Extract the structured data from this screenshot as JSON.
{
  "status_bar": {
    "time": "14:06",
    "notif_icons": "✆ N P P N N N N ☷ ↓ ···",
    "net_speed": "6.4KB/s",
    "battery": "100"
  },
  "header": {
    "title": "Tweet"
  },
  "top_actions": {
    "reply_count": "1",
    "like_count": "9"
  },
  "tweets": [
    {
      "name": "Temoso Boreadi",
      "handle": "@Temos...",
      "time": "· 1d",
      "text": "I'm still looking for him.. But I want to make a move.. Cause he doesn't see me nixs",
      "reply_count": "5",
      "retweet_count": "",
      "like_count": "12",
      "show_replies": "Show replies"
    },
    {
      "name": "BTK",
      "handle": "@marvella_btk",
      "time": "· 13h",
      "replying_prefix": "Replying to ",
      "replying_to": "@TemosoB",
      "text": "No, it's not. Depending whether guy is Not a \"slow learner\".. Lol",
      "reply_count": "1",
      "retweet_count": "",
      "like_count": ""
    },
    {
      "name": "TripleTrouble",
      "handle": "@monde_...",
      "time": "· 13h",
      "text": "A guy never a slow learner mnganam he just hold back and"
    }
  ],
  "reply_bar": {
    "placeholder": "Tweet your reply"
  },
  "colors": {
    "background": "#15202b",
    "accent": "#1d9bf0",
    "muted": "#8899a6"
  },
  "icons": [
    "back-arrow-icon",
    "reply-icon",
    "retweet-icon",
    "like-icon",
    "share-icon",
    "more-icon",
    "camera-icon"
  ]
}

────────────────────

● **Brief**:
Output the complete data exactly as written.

● **The completed task**:
Extract the structured data from this screenshot as JSON.
{
  "status_bar": {
    "time": "14:06",
    "notif_icons": "✆ N P P N N N N ☷ ↓ ···",
    "net_speed": "6.4KB/s",
    "battery": "100"
  },
  "header": {
    "title": "Tweet"
  },
  "top_actions": {
    "reply_count": "1",
    "like_count": "9"
  },
  "tweets": [
    {
      "name": "Temoso Boreadi",
      "handle": "@Temos...",
      "time": "· 1d",
      "text": "I'm still looking for him.. But I want to make a move.. Cause he doesn't see me nixs",
      "reply_count": "5",
      "retweet_count": "",
      "like_count": "12",
      "show_replies": "Show replies"
    },
    {
      "name": "BTK",
      "handle": "@marvella_btk",
      "time": "· 13h",
      "replying_prefix": "Replying to ",
      "replying_to": "@TemosoB",
      "text": "No, it's not. Depending whether guy is Not a \"slow learner\".. Lol",
      "reply_count": "1",
      "retweet_count": "",
      "like_count": ""
    },
    {
      "name": "TripleTrouble",
      "handle": "@monde_...",
      "time": "· 13h",
      "text": "A guy never a slow learner mnganam he just hold back and"
    }
  ],
  "reply_bar": {
    "placeholder": "Tweet your reply"
  },
  "colors": {
    "background": "#15202b",
    "accent": "#1d9bf0",
    "muted": "#8899a6"
  },
  "icons": [
    "back-arrow-icon",
    "reply-icon",
    "retweet-icon",
    "like-icon",
    "share-icon",
    "more-icon",
    "camera-icon"
  ]
}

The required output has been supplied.